[Start of section]
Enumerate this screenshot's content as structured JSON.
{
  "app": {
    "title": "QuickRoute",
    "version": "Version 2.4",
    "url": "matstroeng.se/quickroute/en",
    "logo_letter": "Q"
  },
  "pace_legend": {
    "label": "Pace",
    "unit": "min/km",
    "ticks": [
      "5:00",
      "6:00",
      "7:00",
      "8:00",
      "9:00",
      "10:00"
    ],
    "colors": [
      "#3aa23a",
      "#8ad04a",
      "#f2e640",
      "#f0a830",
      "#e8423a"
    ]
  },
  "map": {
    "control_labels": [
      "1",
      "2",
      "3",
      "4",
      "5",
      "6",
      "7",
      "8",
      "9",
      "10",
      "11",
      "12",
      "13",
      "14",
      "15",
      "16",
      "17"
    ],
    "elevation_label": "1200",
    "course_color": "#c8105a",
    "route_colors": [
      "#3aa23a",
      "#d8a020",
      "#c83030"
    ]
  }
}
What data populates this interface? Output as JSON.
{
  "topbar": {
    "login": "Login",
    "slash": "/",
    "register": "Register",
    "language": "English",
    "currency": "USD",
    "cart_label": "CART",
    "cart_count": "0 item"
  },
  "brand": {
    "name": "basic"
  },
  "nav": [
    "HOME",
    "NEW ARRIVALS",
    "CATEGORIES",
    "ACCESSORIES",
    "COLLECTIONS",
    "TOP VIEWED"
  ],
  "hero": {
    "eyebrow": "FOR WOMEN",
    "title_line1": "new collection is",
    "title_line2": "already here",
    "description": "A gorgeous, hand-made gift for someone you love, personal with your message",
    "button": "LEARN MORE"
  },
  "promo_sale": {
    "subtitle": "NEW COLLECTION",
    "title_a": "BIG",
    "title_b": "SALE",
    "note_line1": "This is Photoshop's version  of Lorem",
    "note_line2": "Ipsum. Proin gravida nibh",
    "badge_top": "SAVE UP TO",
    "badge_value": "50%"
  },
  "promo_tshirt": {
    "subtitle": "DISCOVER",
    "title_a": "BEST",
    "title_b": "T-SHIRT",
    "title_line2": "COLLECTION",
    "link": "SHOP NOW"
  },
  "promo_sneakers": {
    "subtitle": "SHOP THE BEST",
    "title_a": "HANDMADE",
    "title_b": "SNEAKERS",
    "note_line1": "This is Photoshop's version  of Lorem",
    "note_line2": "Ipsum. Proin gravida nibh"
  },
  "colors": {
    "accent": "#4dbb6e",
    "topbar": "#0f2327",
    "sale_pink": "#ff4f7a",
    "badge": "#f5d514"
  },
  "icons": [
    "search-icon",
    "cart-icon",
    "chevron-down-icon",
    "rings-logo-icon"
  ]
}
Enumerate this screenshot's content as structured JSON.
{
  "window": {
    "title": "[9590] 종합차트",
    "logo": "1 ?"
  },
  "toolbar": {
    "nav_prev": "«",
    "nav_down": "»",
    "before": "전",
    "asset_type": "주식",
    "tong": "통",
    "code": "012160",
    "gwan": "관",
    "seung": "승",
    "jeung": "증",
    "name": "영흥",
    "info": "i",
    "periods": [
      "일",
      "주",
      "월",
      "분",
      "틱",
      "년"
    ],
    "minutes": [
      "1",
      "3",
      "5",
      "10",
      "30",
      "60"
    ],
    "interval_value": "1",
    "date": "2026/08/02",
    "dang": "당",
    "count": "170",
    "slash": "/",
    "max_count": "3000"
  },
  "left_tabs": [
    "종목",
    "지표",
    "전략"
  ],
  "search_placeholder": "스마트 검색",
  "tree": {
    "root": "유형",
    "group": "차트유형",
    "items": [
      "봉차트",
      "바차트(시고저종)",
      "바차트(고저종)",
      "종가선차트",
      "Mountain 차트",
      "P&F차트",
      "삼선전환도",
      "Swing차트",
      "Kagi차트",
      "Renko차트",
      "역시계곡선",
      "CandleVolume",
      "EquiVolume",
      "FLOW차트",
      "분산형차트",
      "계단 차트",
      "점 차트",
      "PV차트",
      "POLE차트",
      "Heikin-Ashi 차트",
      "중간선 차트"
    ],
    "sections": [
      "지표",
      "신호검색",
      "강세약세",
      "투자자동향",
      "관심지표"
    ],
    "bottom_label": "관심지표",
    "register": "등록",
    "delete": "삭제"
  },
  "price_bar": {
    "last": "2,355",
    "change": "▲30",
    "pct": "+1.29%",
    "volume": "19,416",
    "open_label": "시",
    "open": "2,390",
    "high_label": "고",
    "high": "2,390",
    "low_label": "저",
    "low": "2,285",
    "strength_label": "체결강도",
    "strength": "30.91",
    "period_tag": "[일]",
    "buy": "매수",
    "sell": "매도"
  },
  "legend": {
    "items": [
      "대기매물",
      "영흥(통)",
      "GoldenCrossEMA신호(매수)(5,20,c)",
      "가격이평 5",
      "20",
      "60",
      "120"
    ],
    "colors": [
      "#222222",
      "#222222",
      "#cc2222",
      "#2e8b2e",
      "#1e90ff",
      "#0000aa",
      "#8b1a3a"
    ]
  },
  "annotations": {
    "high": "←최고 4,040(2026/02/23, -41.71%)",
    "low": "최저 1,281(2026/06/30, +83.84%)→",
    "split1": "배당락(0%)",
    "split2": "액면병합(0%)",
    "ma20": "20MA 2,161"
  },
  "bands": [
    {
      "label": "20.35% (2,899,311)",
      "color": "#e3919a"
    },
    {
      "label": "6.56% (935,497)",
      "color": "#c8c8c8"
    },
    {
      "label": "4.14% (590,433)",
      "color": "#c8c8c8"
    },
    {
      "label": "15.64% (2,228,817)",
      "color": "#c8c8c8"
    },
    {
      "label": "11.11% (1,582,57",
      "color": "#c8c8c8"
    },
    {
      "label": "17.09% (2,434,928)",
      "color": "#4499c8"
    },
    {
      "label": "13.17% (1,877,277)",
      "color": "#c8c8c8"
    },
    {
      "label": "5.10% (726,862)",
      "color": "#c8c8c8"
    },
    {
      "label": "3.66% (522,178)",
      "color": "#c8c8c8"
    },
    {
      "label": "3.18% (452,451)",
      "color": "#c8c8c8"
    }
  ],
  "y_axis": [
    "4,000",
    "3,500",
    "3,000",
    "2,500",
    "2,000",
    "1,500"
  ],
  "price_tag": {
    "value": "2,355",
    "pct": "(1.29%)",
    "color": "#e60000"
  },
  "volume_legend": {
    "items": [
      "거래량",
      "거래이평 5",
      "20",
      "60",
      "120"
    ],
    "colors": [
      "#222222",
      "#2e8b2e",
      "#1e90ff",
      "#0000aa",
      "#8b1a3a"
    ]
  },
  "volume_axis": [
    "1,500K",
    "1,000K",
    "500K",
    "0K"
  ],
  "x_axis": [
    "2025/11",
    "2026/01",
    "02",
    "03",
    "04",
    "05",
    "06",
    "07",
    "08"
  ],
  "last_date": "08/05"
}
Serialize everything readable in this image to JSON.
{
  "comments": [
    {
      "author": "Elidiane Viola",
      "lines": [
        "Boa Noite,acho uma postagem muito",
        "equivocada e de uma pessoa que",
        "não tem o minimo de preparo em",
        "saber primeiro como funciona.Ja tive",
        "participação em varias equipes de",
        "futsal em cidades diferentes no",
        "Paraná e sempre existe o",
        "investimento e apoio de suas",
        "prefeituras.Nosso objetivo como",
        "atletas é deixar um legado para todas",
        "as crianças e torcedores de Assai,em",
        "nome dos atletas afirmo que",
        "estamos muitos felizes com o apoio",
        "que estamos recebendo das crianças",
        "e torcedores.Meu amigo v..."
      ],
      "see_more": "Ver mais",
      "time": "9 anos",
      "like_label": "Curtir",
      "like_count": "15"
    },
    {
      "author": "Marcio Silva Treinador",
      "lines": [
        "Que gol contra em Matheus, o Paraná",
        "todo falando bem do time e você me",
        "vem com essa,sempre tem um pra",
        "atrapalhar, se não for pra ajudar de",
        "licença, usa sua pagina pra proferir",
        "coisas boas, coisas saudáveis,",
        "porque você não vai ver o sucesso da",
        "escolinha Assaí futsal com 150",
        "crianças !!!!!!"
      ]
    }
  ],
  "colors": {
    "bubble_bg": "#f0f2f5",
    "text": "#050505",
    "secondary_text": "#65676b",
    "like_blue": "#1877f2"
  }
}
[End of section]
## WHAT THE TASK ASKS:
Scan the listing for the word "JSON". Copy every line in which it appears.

## SOLUTION FOR THIS EXERCISE:
Enumerate this screenshot's content as structured JSON.
What data populates this interface? Output as JSON.
Enumerate this screenshot's content as structured JSON.
Serialize everything readable in this image to JSON.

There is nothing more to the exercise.